Problem requirements =>
In your reply, repeat every entry exactly and skip over each picture.

:::::

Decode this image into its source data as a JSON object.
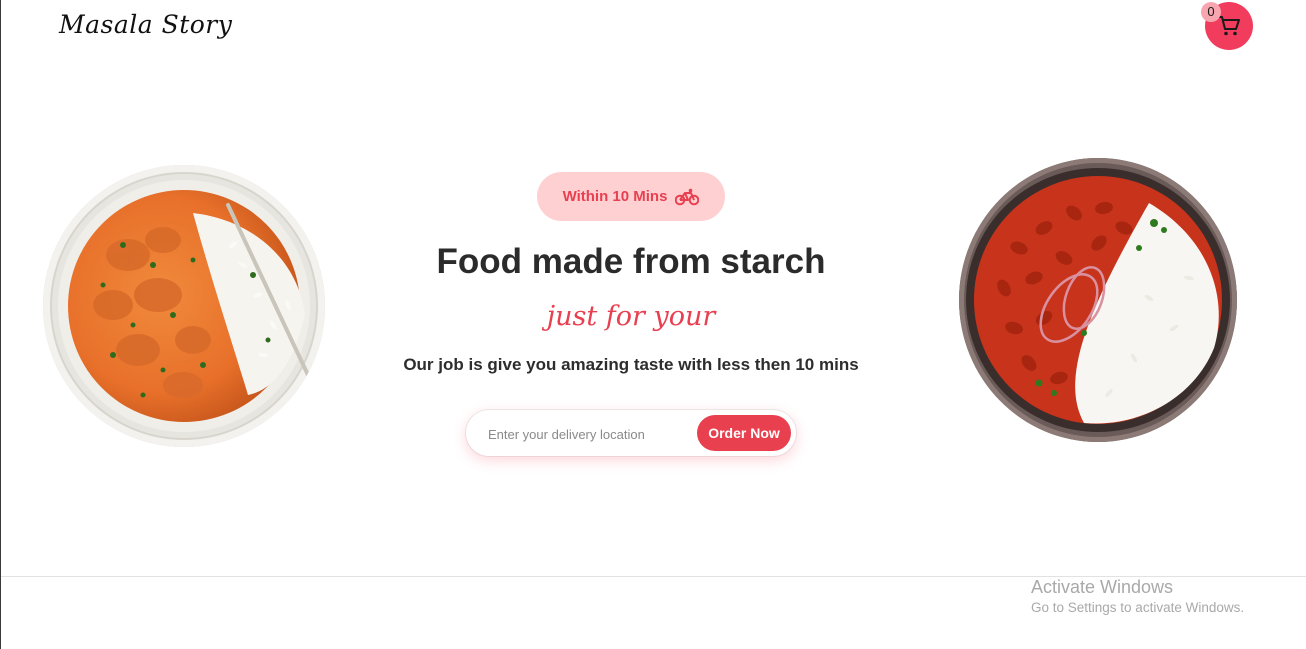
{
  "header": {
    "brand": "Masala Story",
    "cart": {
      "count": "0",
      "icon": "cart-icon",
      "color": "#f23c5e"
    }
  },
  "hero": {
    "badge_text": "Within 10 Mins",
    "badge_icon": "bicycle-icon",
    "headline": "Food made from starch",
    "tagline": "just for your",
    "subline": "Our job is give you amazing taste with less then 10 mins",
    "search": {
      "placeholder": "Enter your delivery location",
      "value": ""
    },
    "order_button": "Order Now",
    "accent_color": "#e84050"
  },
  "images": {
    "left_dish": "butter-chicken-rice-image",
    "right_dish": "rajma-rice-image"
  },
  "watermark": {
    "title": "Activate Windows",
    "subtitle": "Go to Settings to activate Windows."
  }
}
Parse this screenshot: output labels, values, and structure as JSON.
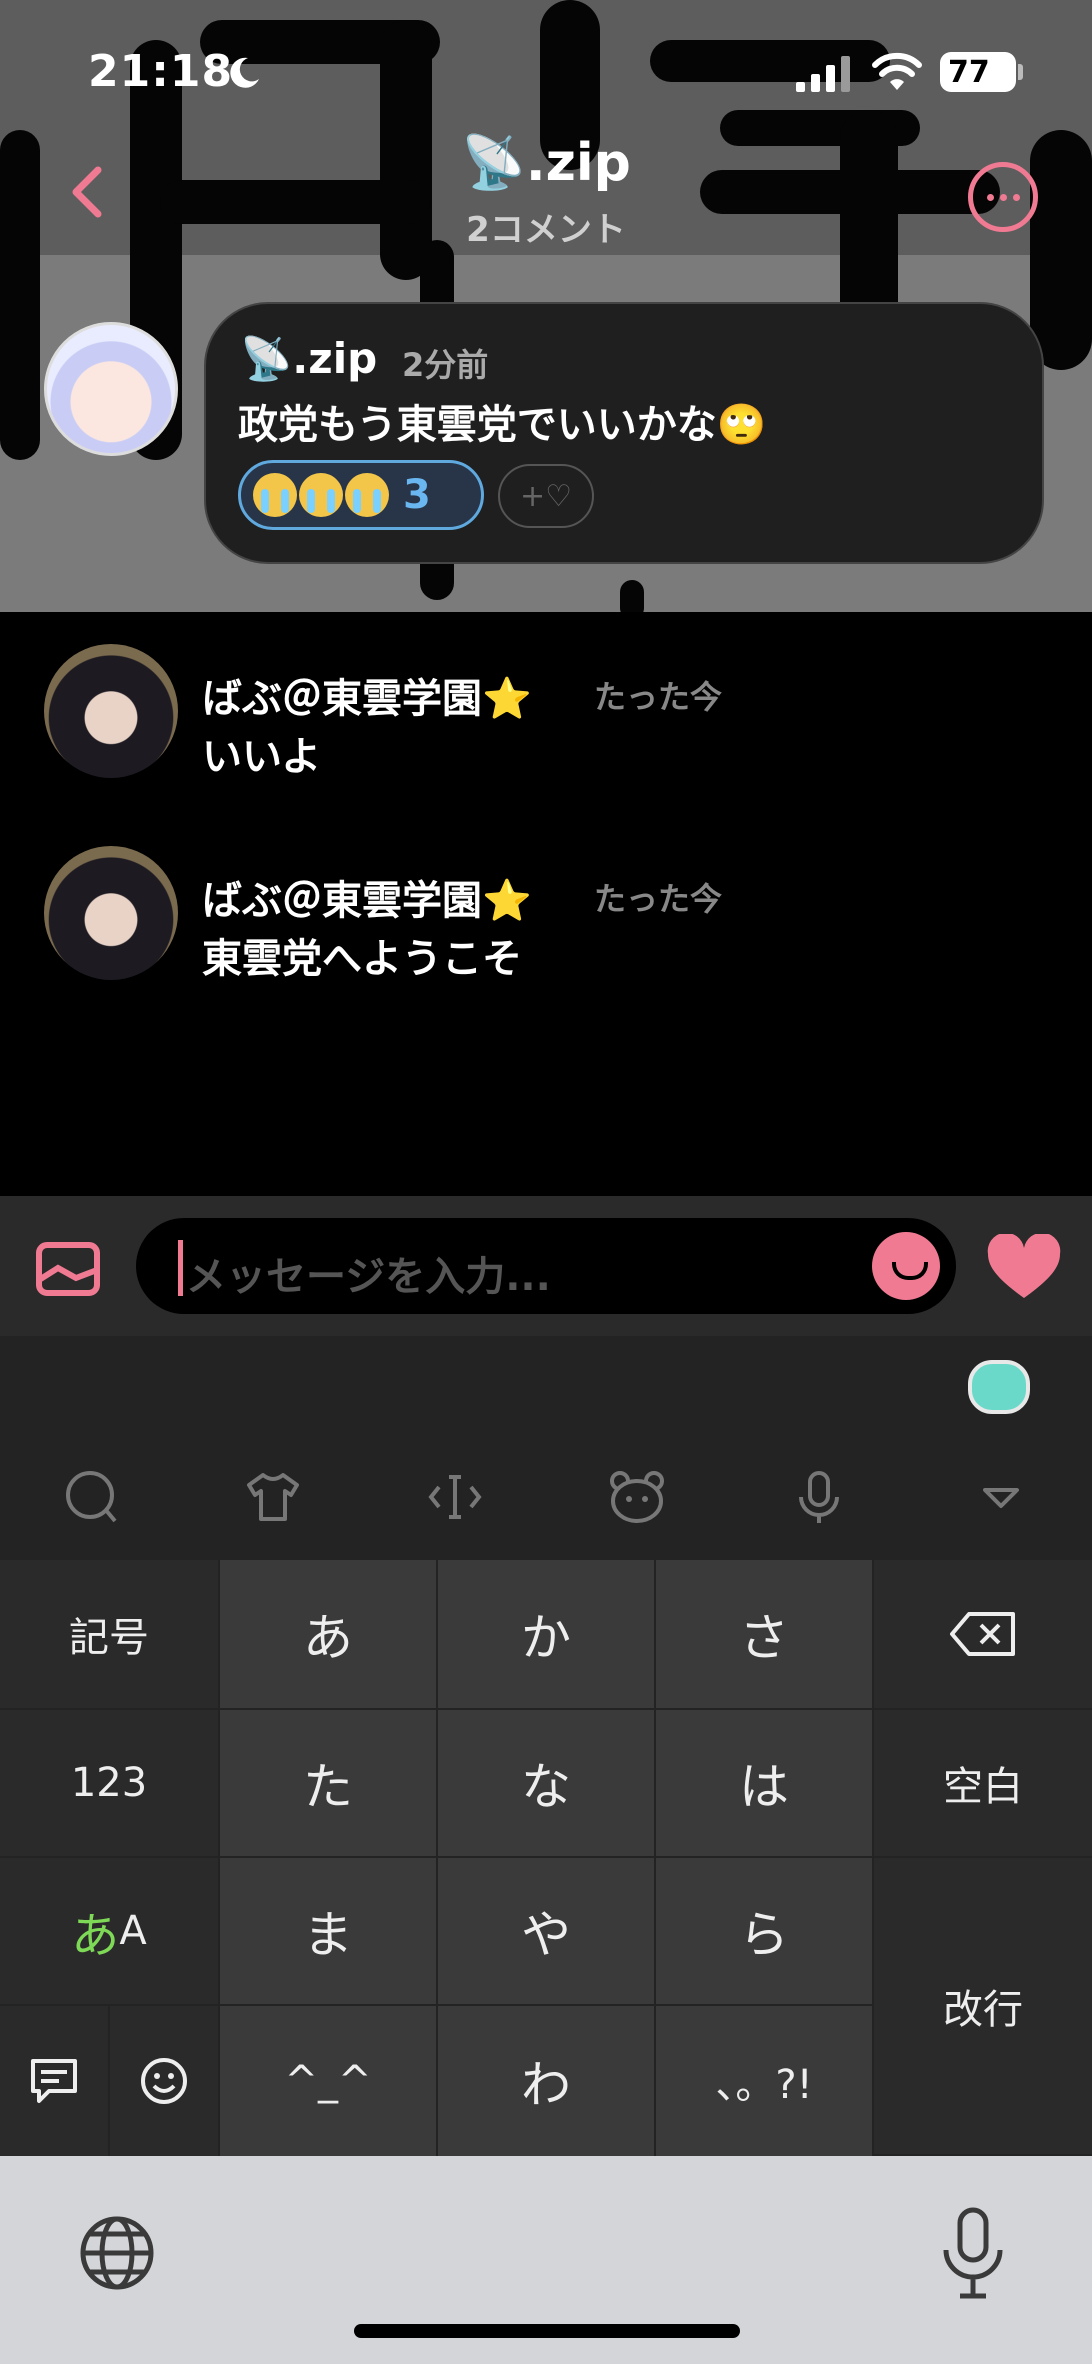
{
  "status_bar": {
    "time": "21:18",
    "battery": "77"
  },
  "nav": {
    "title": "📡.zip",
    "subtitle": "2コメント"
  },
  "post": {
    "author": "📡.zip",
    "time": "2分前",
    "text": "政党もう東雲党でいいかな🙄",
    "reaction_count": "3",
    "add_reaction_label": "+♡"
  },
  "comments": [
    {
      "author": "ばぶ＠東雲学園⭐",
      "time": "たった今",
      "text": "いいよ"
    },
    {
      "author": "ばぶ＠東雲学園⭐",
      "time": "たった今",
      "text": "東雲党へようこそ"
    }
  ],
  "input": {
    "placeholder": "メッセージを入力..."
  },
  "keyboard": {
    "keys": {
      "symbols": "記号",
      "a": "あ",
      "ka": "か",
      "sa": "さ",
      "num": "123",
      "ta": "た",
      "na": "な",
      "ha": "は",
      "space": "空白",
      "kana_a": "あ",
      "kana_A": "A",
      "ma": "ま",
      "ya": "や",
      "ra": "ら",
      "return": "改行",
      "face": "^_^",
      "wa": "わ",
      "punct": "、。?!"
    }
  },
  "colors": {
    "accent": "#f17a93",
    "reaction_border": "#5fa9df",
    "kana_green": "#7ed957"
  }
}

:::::

Task answer =>
Decode this image into its source data as a JSON object.
{
  "header": {
    "brand": "Masala Story",
    "cart": {
      "count": "0",
      "icon": "cart-icon",
      "color": "#f23c5e"
    }
  },
  "hero": {
    "badge_text": "Within 10 Mins",
    "badge_icon": "bicycle-icon",
    "headline": "Food made from starch",
    "tagline": "just for your",
    "subline": "Our job is give you amazing taste with less then 10 mins",
    "search": {
      "placeholder": "Enter your delivery location",
      "value": ""
    },
    "order_button": "Order Now",
    "accent_color": "#e84050"
  },
  "images": {
    "left_dish": "butter-chicken-rice-image",
    "right_dish": "rajma-rice-image"
  },
  "watermark": {
    "title": "Activate Windows",
    "subtitle": "Go to Settings to activate Windows."
  }
}
Parse this screenshot: output labels, values, and structure as JSON.
{
  "status_bar": {
    "time": "21:18",
    "battery": "77"
  },
  "nav": {
    "title": "📡.zip",
    "subtitle": "2コメント"
  },
  "post": {
    "author": "📡.zip",
    "time": "2分前",
    "text": "政党もう東雲党でいいかな🙄",
    "reaction_count": "3",
    "add_reaction_label": "+♡"
  },
  "comments": [
    {
      "author": "ばぶ＠東雲学園⭐",
      "time": "たった今",
      "text": "いいよ"
    },
    {
      "author": "ばぶ＠東雲学園⭐",
      "time": "たった今",
      "text": "東雲党へようこそ"
    }
  ],
  "input": {
    "placeholder": "メッセージを入力..."
  },
  "keyboard": {
    "keys": {
      "symbols": "記号",
      "a": "あ",
      "ka": "か",
      "sa": "さ",
      "num": "123",
      "ta": "た",
      "na": "な",
      "ha": "は",
      "space": "空白",
      "kana_a": "あ",
      "kana_A": "A",
      "ma": "ま",
      "ya": "や",
      "ra": "ら",
      "return": "改行",
      "face": "^_^",
      "wa": "わ",
      "punct": "、。?!"
    }
  },
  "colors": {
    "accent": "#f17a93",
    "reaction_border": "#5fa9df",
    "kana_green": "#7ed957"
  }
}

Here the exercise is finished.